In July, gunmen shot and killed three Chinese nationals employed at a supermarket near Buenos Aires. Two of the suspected shooters, both Chinese citizens, were taken in into custody days later in Dubai while traveling back to China.
Toronto area had 36 gangland-related homicides in 2018
Organized crime groups committed 36 murders last year in the Greater Toronto Area, the highest number of any area in Canada, the Toronto Star reported.
Other large Canadian cities also experienced an alarming number of gangland slayings by Mafia, street gang and other crime organizations. Montreal had 24 victims of rubouts while 20 took place in Vancouver, 14 in Edmonton and five in Ottawa.
The Toronto area saw 37 such slayings in 2017.
The victims in 2018 included 26-year-old Chatelle Almeida, a Toronto woman shot dead beside another victim, Cosimo Ernest Commisso, 33. Both were outside a home owned by Commisso’s parents when gunmen fired six shots at them.

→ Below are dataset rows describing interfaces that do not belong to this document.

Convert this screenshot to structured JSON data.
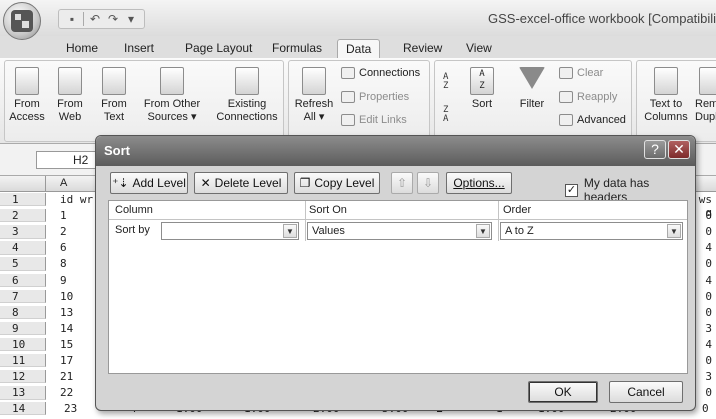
{
  "window": {
    "title": "GSS-excel-office workbook  [Compatibility Mo"
  },
  "quick_access": {
    "save_icon": "save-icon",
    "undo": "↶",
    "redo": "↷",
    "customize": "▾"
  },
  "tabs": [
    "Home",
    "Insert",
    "Page Layout",
    "Formulas",
    "Data",
    "Review",
    "View"
  ],
  "active_tab": "Data",
  "ribbon": {
    "from_access": [
      "From",
      "Access"
    ],
    "from_web": [
      "From",
      "Web"
    ],
    "from_text": [
      "From",
      "Text"
    ],
    "from_other": [
      "From Other",
      "Sources ▾"
    ],
    "existing": [
      "Existing",
      "Connections"
    ],
    "refresh": [
      "Refresh",
      "All ▾"
    ],
    "connections": "Connections",
    "properties": "Properties",
    "edit_links": "Edit Links",
    "sort_az": "A\nZ",
    "sort_za": "Z\nA",
    "sort_label": "Sort",
    "filter": "Filter",
    "clear": "Clear",
    "reapply": "Reapply",
    "advanced": "Advanced",
    "text_to_columns": [
      "Text to",
      "Columns"
    ],
    "remove_dup": [
      "Rem",
      "Dupl"
    ]
  },
  "namebox": "H2",
  "sheet": {
    "col_a": "A",
    "rows": [
      {
        "n": "1",
        "a": "id wr",
        "r": "ws q"
      },
      {
        "n": "2",
        "a": "1",
        "r": "0"
      },
      {
        "n": "3",
        "a": "2",
        "r": "0"
      },
      {
        "n": "4",
        "a": "6",
        "r": "4"
      },
      {
        "n": "5",
        "a": "8",
        "r": "0"
      },
      {
        "n": "6",
        "a": "9",
        "r": "4"
      },
      {
        "n": "7",
        "a": "10",
        "r": "0"
      },
      {
        "n": "8",
        "a": "13",
        "r": "0"
      },
      {
        "n": "9",
        "a": "14",
        "r": "3"
      },
      {
        "n": "10",
        "a": "15",
        "r": "4"
      },
      {
        "n": "11",
        "a": "17",
        "r": "0"
      },
      {
        "n": "12",
        "a": "21",
        "r": "3"
      },
      {
        "n": "13",
        "a": "22",
        "r": "0"
      }
    ],
    "row14": {
      "n": "14",
      "cells": [
        "23",
        "4",
        "1.00",
        "1.00",
        "2.00",
        "5.00",
        "1",
        "1",
        "1.00",
        "2.00",
        "0"
      ]
    }
  },
  "dialog": {
    "title": "Sort",
    "help": "?",
    "close": "✕",
    "add_level": "Add Level",
    "delete_level": "Delete Level",
    "copy_level": "Copy Level",
    "move_up": "⇧",
    "move_down": "⇩",
    "options": "Options...",
    "headers_checked": "✓",
    "headers_label": "My data has headers",
    "col_header": "Column",
    "sorton_header": "Sort On",
    "order_header": "Order",
    "sort_by": "Sort by",
    "column_value": "",
    "sorton_value": "Values",
    "order_value": "A to Z",
    "ok": "OK",
    "cancel": "Cancel"
  }
}
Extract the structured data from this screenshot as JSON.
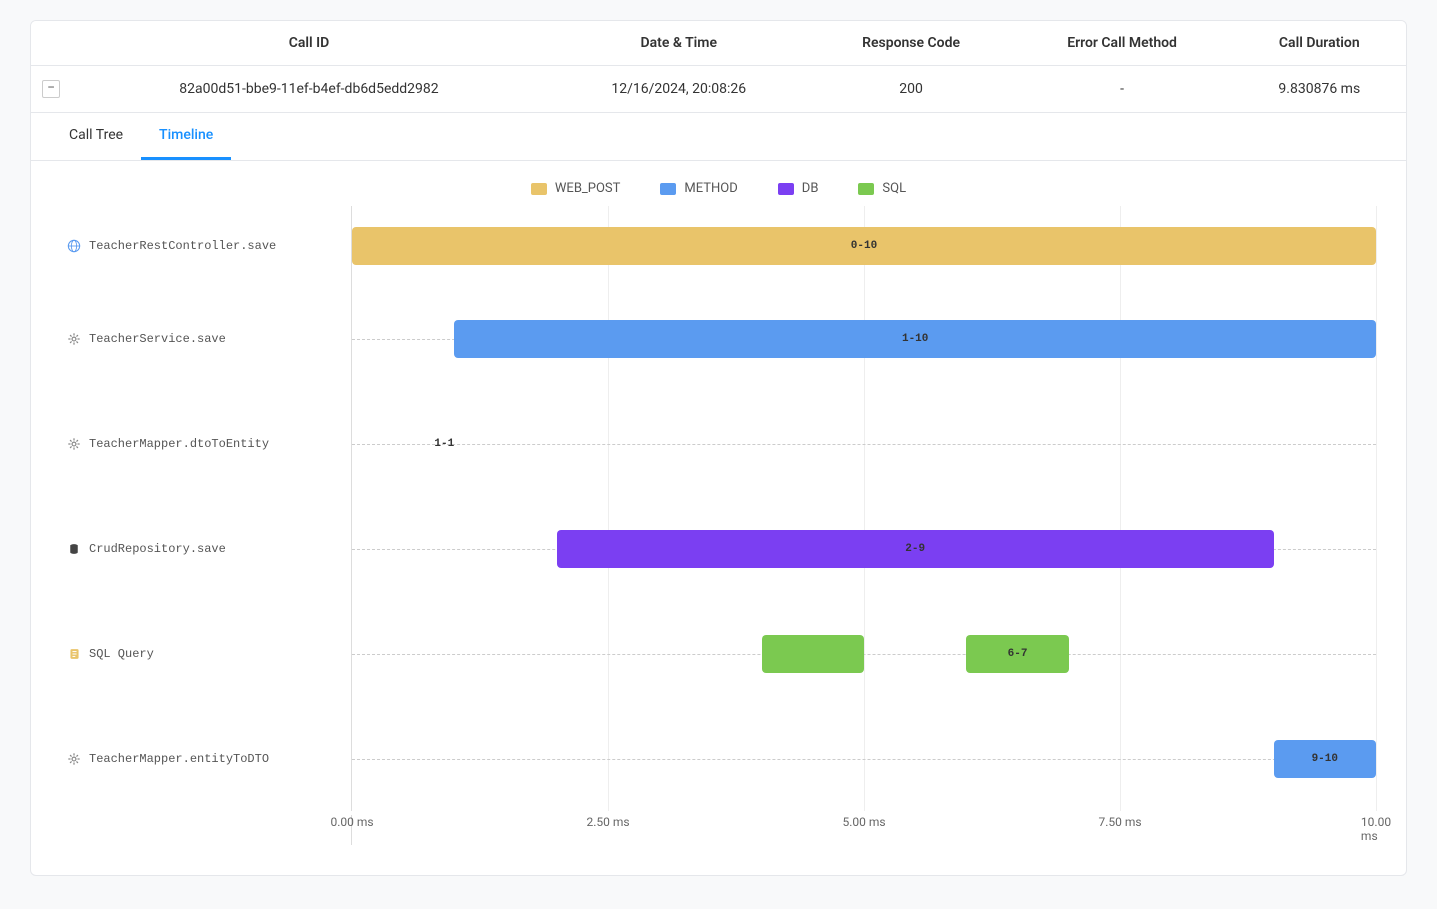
{
  "table": {
    "headers": {
      "callId": "Call ID",
      "datetime": "Date & Time",
      "responseCode": "Response Code",
      "errorMethod": "Error Call Method",
      "duration": "Call Duration"
    },
    "row": {
      "callId": "82a00d51-bbe9-11ef-b4ef-db6d5edd2982",
      "datetime": "12/16/2024, 20:08:26",
      "responseCode": "200",
      "errorMethod": "-",
      "duration": "9.830876 ms"
    }
  },
  "tabs": {
    "callTree": "Call Tree",
    "timeline": "Timeline"
  },
  "legend": {
    "webpost": "WEB_POST",
    "method": "METHOD",
    "db": "DB",
    "sql": "SQL"
  },
  "colors": {
    "webpost": "#e9c46a",
    "method": "#5b9bf0",
    "db": "#7b3ff2",
    "sql": "#7bc950"
  },
  "chart_data": {
    "type": "bar",
    "xlabel": "",
    "ylabel": "",
    "xlim": [
      0,
      10
    ],
    "ticks": [
      "0.00 ms",
      "2.50 ms",
      "5.00 ms",
      "7.50 ms",
      "10.00 ms"
    ],
    "rows": [
      {
        "name": "TeacherRestController.save",
        "icon": "globe",
        "bars": [
          {
            "start": 0,
            "end": 10,
            "type": "webpost",
            "label": "0-10"
          }
        ]
      },
      {
        "name": "TeacherService.save",
        "icon": "gear",
        "bars": [
          {
            "start": 1,
            "end": 10,
            "type": "method",
            "label": "1-10"
          }
        ]
      },
      {
        "name": "TeacherMapper.dtoToEntity",
        "icon": "gear",
        "bars": [
          {
            "start": 1,
            "end": 1,
            "type": "method",
            "label": "1-1",
            "labelOutside": true
          }
        ]
      },
      {
        "name": "CrudRepository.save",
        "icon": "db",
        "bars": [
          {
            "start": 2,
            "end": 9,
            "type": "db",
            "label": "2-9"
          }
        ]
      },
      {
        "name": "SQL Query",
        "icon": "sql",
        "bars": [
          {
            "start": 4,
            "end": 5,
            "type": "sql",
            "label": ""
          },
          {
            "start": 6,
            "end": 7,
            "type": "sql",
            "label": "6-7"
          }
        ]
      },
      {
        "name": "TeacherMapper.entityToDTO",
        "icon": "gear",
        "bars": [
          {
            "start": 9,
            "end": 10,
            "type": "method",
            "label": "9-10"
          }
        ]
      }
    ]
  }
}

Commisso was a relative of Cosimo “The Quail” Commisso, from Siderno in southern Italy and who is regarded as a boss in the ’Ndrangheta crime family.
The U.S. Treasury Department announced this month it has designated three Chinese nationals, Fujing Zheng, Zheng’s father Guanghua Zheng, Xiaobing Yan, and the Zheng Drug Trafficking Organization “as significant foreign narcotics traffickers” under the federal Kingpin Desigation Act. The desination is based on the suspects’ alleged conspiracy to manufacture, sell and distribute synthetic opioids — types of fentenyl — or chemicals used to make the drug. Treasury alleged that Fujing Zheng and Yu, through the Qinsheng Pharmaceutical Company, based in China, “shipped hundreds of packages of synthetic opioids to the U.S.” that has contributed “to the crisis of opioid addiction, overdoses, and death.”… The FBI has warned that foreign crime networks are committing fraud against U.S. subscribers of online dating websites. The agency noted a 70 percent increase in people reporting alleged romance scammers who post faked photos to pose online as active-duty members of the military in need of financial assistance, such as loans for overseas airfare to return home. The communications via social media may last for days or weeks while the “mark” believes the cyber-criminal is interested in them and would like to meet them in the States.…For journalists, Mexico is the deadliest country in the Western Hemisphere, says the Committee to Protect Journalists, a New York-based nonprofit. So far this year, 10 reporters have been assassinated in Mexico, mostly by gunshot. Rafael Murúa Manríquez, who told of being threatened by a criminal gang, was found murdered on January 20 in Baja California. Norma Sarabia, who had reported on alleged involvment by local police in kidnapping conspiracies and received death threats, was shot outside her home in Tabasco on June 11. Jorge Celestino Ruiz Vázquez, a reporter who wrote about municipal government corruption in Veracruz and rebuffed bribe attempts, was gunned down August 2. Then on August 24, police in Estado de México found the body of reporter Nevith Condés Jaramillo, who had been stabbed to death. “Jaramillo had previously said members of organized crime and local authorities had threatened him,” the committee reported.
Jeff Burbank is content development specialist for The Mob Museum. He is the author of four books, including Las Vegas Babylon: True Tales of Glitter, Glamour, and Greed, License to Steal: Nevada’s Gaming Control System in the Megaresort Age and Lost Las Vegas. Contact him at firstname.lastname@example.org.